According to a survey conducted by eMarketer Inc. regarding consumer behavior, of the 60% who did mobile online shopping research, 57% of them went on to buy the product in-store. And while the practice of “showrooming,” viewing a product in-store and then looking for better prices online, is prevalent among 40% of U.S. consumers, price differentiation is becoming less a factor in the purchasing decision.
The shopping and purchasing experiences are, clearly, by no means exclusively digital or exclusively destination, and these consumers are more apt to patronize retailers who are a hybrid of the two.
Hence, in the optical marketplace, e-tailers like Warby Parker have come to recognize that they cannot live by computer alone, which is why Warby has very publicly opened retail stores and will continue to do so. As it has ventured into this new territory, Warby has been scrupulous about keeping the branding experience consistent regardless of which retail channel the consumer pursues.

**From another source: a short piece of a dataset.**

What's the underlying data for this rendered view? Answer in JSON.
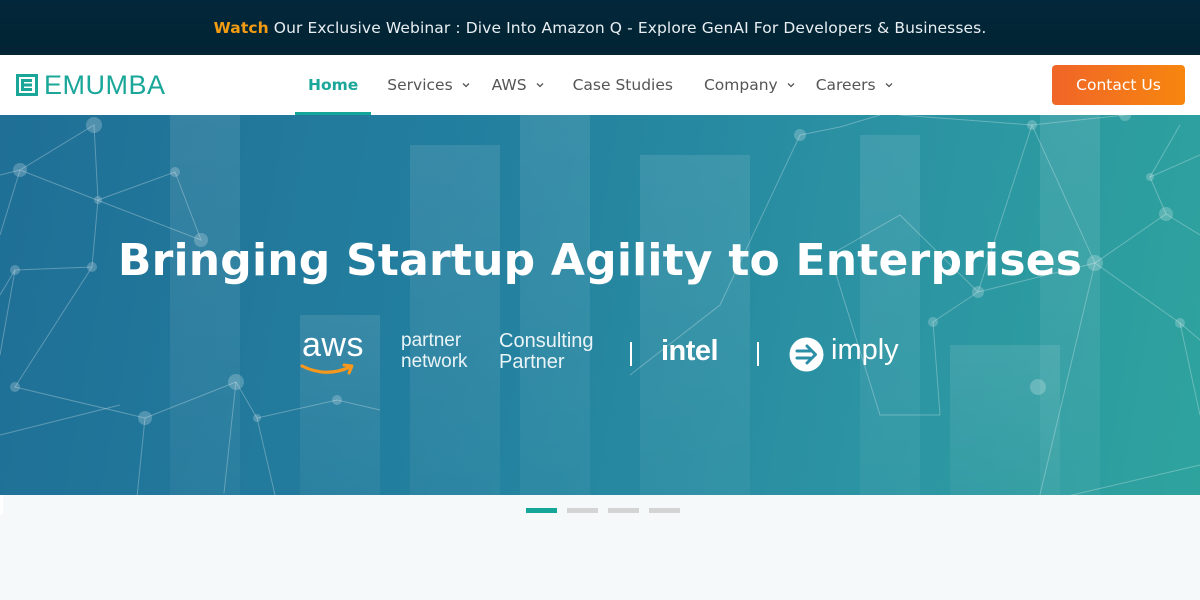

This is the lesson for those optical people who sell vision care products and services in a brick-and-mortar but rail against the online scourge. The consumer has determined that online is not the enemy, but that you could be if you choose to buck the trend. They’ll go to the guy down the block who participates in digital retailing while still operating a sharp, contemporary retail store-both of which fit together like hand in glove.
In the end, if the consumer votes for it, it will prevail.